Supplied data ->
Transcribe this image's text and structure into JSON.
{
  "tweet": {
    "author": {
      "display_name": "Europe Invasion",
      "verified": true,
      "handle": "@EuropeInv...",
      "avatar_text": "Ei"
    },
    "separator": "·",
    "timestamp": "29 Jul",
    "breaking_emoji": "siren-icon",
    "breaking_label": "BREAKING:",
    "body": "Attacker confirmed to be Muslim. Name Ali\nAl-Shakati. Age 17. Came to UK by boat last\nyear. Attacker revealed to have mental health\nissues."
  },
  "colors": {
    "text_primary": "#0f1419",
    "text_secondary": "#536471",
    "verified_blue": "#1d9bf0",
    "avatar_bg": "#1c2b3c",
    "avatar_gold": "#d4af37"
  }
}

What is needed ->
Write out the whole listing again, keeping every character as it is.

Solution below ->
Transcribe this image's text and structure into JSON.
{
  "tweet": {
    "author": {
      "display_name": "Europe Invasion",
      "verified": true,
      "handle": "@EuropeInv...",
      "avatar_text": "Ei"
    },
    "separator": "·",
    "timestamp": "29 Jul",
    "breaking_emoji": "siren-icon",
    "breaking_label": "BREAKING:",
    "body": "Attacker confirmed to be Muslim. Name Ali\nAl-Shakati. Age 17. Came to UK by boat last\nyear. Attacker revealed to have mental health\nissues."
  },
  "colors": {
    "text_primary": "#0f1419",
    "text_secondary": "#536471",
    "verified_blue": "#1d9bf0",
    "avatar_bg": "#1c2b3c",
    "avatar_gold": "#d4af37"
  }
}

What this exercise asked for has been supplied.